──────── Task input ────────

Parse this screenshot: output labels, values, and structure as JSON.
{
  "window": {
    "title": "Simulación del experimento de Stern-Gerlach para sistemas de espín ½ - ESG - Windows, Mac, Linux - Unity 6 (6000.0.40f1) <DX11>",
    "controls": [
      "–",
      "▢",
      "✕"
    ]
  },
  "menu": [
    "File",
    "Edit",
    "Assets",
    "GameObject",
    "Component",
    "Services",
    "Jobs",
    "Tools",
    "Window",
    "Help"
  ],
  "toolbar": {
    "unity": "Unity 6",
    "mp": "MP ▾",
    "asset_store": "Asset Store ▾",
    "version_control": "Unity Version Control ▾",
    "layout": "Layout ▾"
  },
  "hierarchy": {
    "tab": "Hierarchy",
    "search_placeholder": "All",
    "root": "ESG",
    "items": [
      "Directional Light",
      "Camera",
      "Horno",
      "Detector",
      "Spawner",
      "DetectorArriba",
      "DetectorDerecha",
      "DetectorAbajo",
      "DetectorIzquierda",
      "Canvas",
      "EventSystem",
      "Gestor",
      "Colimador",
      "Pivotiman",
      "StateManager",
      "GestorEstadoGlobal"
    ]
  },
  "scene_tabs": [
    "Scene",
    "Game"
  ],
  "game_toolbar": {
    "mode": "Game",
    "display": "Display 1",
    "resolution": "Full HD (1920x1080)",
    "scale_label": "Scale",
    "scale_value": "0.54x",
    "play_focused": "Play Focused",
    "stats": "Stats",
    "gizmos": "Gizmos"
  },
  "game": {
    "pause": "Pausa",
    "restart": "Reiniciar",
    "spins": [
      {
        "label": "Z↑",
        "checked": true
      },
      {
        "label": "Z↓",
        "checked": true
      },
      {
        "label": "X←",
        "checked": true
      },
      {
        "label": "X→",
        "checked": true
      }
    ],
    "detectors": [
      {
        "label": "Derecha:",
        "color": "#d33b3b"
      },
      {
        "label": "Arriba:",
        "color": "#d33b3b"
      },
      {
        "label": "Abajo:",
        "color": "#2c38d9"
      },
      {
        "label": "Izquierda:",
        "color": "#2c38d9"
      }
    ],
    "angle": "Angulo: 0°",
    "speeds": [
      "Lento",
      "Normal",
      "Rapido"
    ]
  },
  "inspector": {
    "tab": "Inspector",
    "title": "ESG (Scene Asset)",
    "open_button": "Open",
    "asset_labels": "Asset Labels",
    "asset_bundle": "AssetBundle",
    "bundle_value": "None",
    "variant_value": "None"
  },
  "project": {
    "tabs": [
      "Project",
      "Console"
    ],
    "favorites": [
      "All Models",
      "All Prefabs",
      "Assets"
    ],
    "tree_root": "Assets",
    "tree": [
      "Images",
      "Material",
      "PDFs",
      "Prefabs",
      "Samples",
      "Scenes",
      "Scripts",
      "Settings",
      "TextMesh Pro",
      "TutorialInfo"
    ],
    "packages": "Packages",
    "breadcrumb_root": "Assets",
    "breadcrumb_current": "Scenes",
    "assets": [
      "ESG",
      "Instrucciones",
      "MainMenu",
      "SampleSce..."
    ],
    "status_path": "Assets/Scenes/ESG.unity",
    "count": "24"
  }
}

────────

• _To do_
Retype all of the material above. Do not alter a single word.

• _Output for this task_
Parse this screenshot: output labels, values, and structure as JSON.
{
  "window": {
    "title": "Simulación del experimento de Stern-Gerlach para sistemas de espín ½ - ESG - Windows, Mac, Linux - Unity 6 (6000.0.40f1) <DX11>",
    "controls": [
      "–",
      "▢",
      "✕"
    ]
  },
  "menu": [
    "File",
    "Edit",
    "Assets",
    "GameObject",
    "Component",
    "Services",
    "Jobs",
    "Tools",
    "Window",
    "Help"
  ],
  "toolbar": {
    "unity": "Unity 6",
    "mp": "MP ▾",
    "asset_store": "Asset Store ▾",
    "version_control": "Unity Version Control ▾",
    "layout": "Layout ▾"
  },
  "hierarchy": {
    "tab": "Hierarchy",
    "search_placeholder": "All",
    "root": "ESG",
    "items": [
      "Directional Light",
      "Camera",
      "Horno",
      "Detector",
      "Spawner",
      "DetectorArriba",
      "DetectorDerecha",
      "DetectorAbajo",
      "DetectorIzquierda",
      "Canvas",
      "EventSystem",
      "Gestor",
      "Colimador",
      "Pivotiman",
      "StateManager",
      "GestorEstadoGlobal"
    ]
  },
  "scene_tabs": [
    "Scene",
    "Game"
  ],
  "game_toolbar": {
    "mode": "Game",
    "display": "Display 1",
    "resolution": "Full HD (1920x1080)",
    "scale_label": "Scale",
    "scale_value": "0.54x",
    "play_focused": "Play Focused",
    "stats": "Stats",
    "gizmos": "Gizmos"
  },
  "game": {
    "pause": "Pausa",
    "restart": "Reiniciar",
    "spins": [
      {
        "label": "Z↑",
        "checked": true
      },
      {
        "label": "Z↓",
        "checked": true
      },
      {
        "label": "X←",
        "checked": true
      },
      {
        "label": "X→",
        "checked": true
      }
    ],
    "detectors": [
      {
        "label": "Derecha:",
        "color": "#d33b3b"
      },
      {
        "label": "Arriba:",
        "color": "#d33b3b"
      },
      {
        "label": "Abajo:",
        "color": "#2c38d9"
      },
      {
        "label": "Izquierda:",
        "color": "#2c38d9"
      }
    ],
    "angle": "Angulo: 0°",
    "speeds": [
      "Lento",
      "Normal",
      "Rapido"
    ]
  },
  "inspector": {
    "tab": "Inspector",
    "title": "ESG (Scene Asset)",
    "open_button": "Open",
    "asset_labels": "Asset Labels",
    "asset_bundle": "AssetBundle",
    "bundle_value": "None",
    "variant_value": "None"
  },
  "project": {
    "tabs": [
      "Project",
      "Console"
    ],
    "favorites": [
      "All Models",
      "All Prefabs",
      "Assets"
    ],
    "tree_root": "Assets",
    "tree": [
      "Images",
      "Material",
      "PDFs",
      "Prefabs",
      "Samples",
      "Scenes",
      "Scripts",
      "Settings",
      "TextMesh Pro",
      "TutorialInfo"
    ],
    "packages": "Packages",
    "breadcrumb_root": "Assets",
    "breadcrumb_current": "Scenes",
    "assets": [
      "ESG",
      "Instrucciones",
      "MainMenu",
      "SampleSce..."
    ],
    "status_path": "Assets/Scenes/ESG.unity",
    "count": "24"
  }
}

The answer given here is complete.